## Records for processing
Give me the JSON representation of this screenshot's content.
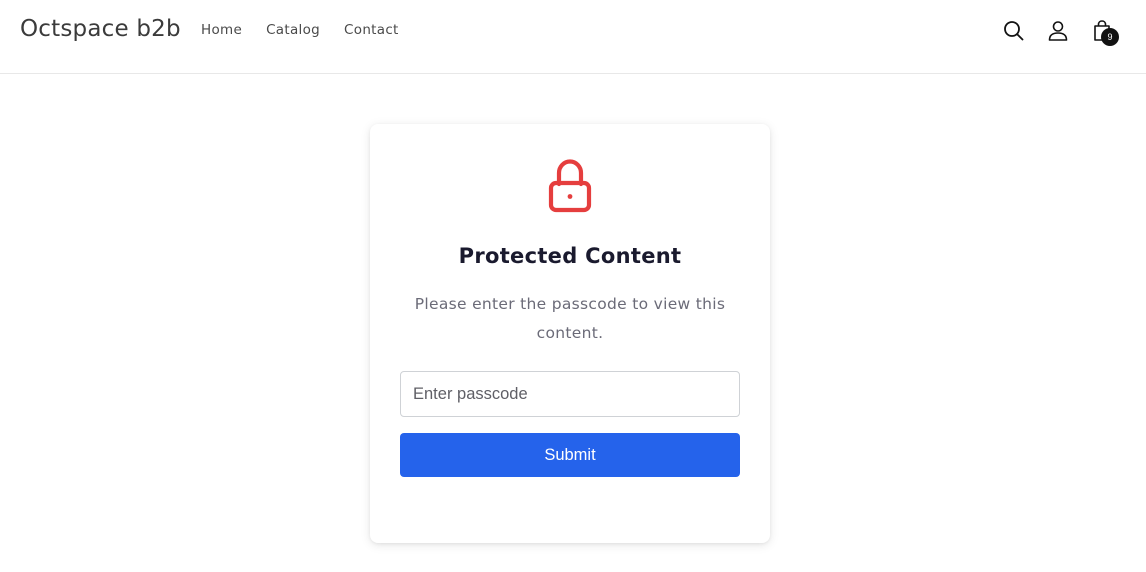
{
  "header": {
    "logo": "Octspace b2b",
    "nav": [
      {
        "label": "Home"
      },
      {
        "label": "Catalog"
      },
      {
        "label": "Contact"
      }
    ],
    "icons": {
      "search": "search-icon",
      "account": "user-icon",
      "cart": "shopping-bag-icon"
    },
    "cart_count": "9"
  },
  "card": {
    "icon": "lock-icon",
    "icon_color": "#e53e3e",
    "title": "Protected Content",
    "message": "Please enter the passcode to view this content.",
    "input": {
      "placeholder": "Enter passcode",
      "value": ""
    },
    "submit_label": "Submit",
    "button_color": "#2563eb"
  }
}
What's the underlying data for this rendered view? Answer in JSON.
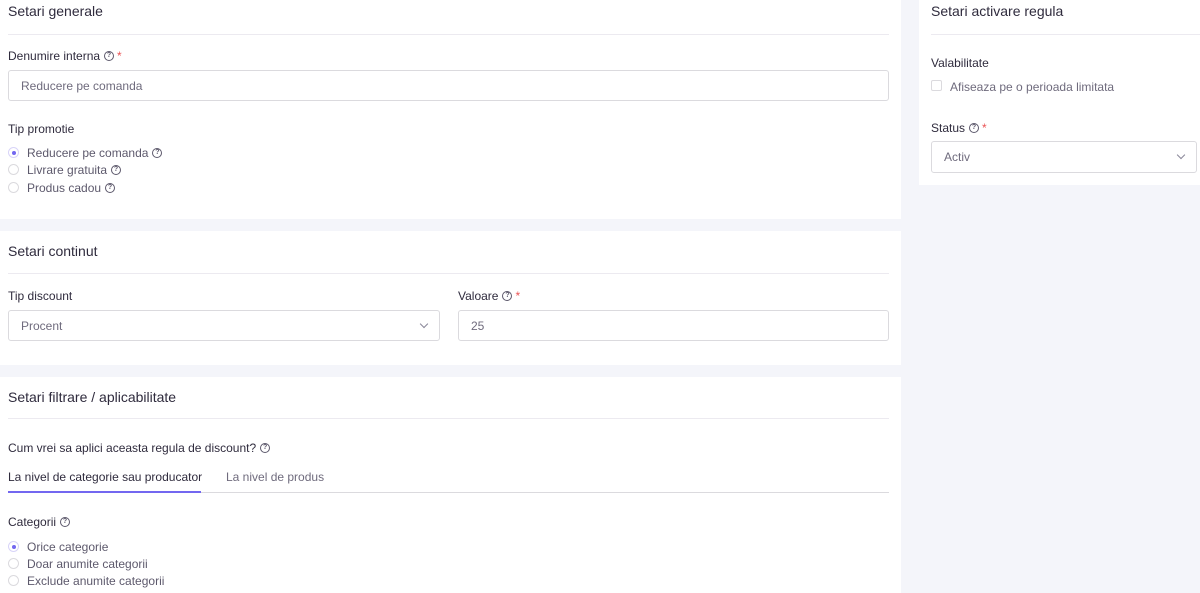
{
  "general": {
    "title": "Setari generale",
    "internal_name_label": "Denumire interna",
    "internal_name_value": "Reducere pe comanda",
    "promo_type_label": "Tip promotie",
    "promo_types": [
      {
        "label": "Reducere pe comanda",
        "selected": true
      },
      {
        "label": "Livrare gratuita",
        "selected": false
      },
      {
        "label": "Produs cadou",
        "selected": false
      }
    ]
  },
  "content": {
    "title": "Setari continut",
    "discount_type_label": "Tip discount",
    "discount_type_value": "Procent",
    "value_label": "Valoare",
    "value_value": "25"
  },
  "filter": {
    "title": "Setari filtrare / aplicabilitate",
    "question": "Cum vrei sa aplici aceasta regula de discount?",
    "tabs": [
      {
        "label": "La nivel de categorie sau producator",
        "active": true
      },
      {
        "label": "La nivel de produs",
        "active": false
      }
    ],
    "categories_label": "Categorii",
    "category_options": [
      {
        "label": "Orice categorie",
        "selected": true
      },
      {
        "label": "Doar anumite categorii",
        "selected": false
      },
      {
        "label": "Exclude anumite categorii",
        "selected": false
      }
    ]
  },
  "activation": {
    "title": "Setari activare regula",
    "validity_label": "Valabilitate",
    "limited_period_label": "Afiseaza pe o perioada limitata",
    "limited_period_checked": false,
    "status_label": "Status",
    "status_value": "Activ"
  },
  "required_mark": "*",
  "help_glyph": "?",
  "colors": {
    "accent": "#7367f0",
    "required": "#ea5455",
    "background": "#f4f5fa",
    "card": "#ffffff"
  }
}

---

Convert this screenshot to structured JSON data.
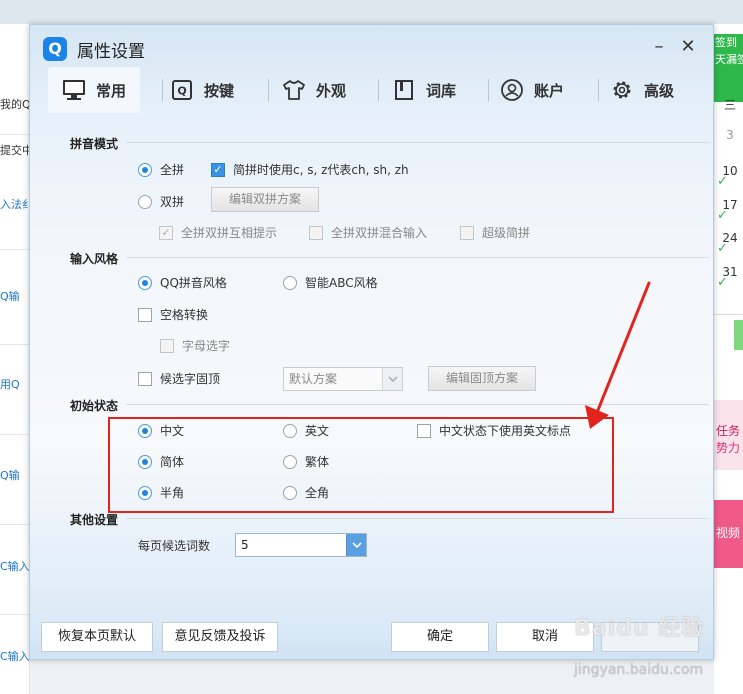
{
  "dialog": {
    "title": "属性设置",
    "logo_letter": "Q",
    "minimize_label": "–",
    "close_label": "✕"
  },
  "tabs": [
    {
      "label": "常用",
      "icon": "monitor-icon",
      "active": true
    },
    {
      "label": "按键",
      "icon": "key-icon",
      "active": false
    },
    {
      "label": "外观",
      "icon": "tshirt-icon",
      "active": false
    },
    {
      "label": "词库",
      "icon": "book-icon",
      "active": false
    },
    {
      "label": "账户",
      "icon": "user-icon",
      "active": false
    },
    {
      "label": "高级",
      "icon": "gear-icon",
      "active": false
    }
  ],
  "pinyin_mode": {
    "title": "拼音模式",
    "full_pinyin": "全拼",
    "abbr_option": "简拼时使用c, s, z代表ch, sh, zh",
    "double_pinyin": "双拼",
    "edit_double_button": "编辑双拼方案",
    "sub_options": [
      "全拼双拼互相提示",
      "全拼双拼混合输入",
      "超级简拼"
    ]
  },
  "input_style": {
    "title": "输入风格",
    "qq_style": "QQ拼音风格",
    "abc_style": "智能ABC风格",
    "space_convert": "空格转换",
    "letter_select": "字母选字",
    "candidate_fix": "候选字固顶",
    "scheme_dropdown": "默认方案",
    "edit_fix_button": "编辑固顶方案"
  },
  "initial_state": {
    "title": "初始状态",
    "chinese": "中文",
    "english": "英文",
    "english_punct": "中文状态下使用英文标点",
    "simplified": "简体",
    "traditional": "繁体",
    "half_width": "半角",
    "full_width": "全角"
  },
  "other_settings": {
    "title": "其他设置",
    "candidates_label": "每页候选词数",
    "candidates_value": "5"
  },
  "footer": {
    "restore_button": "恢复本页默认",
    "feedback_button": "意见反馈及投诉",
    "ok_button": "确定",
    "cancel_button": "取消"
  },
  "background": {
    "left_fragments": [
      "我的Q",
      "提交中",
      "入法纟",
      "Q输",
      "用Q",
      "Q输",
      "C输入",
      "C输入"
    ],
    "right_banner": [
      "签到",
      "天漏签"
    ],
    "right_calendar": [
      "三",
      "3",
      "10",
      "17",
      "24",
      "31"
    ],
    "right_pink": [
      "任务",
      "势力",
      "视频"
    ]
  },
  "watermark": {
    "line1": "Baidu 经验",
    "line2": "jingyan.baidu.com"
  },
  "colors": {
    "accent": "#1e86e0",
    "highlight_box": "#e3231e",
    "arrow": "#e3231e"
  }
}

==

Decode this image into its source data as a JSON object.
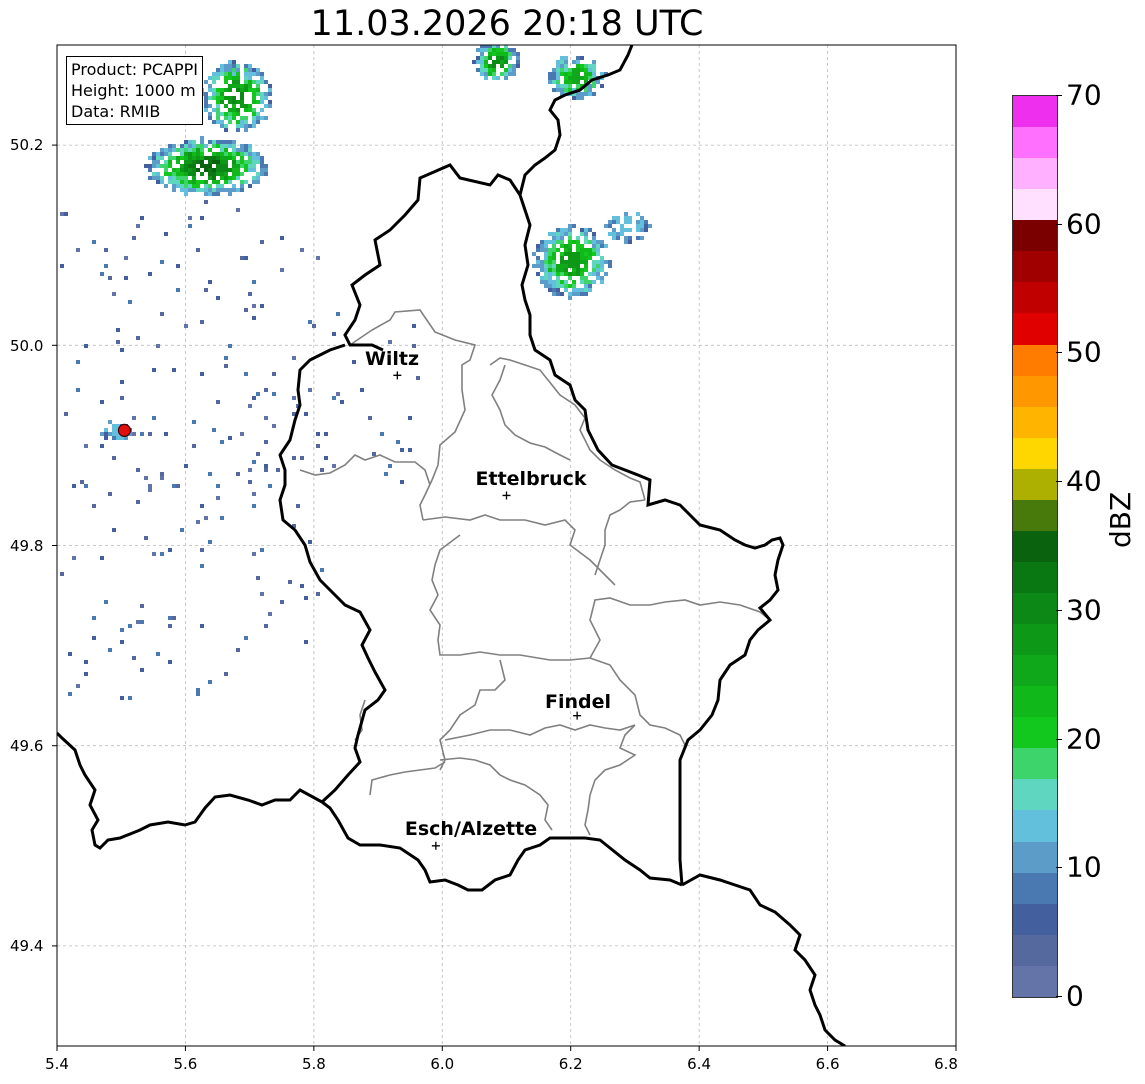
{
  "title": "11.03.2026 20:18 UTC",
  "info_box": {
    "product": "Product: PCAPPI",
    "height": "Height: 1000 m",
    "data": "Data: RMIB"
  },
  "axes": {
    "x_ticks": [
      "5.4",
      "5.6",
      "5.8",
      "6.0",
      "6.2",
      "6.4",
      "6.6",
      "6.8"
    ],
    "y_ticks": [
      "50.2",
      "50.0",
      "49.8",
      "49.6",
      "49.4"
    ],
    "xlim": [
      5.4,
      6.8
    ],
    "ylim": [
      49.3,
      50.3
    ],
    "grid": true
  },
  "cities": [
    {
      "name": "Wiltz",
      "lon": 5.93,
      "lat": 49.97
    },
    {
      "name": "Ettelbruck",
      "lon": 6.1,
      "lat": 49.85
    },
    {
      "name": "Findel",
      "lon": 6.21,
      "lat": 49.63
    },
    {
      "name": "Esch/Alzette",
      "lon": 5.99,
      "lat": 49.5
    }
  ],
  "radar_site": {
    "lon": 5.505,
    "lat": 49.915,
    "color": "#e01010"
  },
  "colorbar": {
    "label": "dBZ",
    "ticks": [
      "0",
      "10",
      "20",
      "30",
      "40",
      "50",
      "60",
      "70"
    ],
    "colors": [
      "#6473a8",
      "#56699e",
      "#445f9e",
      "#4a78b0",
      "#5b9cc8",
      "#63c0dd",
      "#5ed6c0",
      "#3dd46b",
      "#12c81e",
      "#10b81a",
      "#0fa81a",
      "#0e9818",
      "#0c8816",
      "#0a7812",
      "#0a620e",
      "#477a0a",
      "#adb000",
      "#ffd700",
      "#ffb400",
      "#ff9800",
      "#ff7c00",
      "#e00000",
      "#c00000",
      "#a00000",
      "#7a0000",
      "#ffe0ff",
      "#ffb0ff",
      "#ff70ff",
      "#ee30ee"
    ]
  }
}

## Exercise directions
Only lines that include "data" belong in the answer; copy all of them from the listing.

## Answer space
What's the underlying data for this rendered view? Answer in JSON.
Convert this screenshot to structured JSON data.
Decode this image into its source data as a JSON object.
    "data": "Data: RMIB"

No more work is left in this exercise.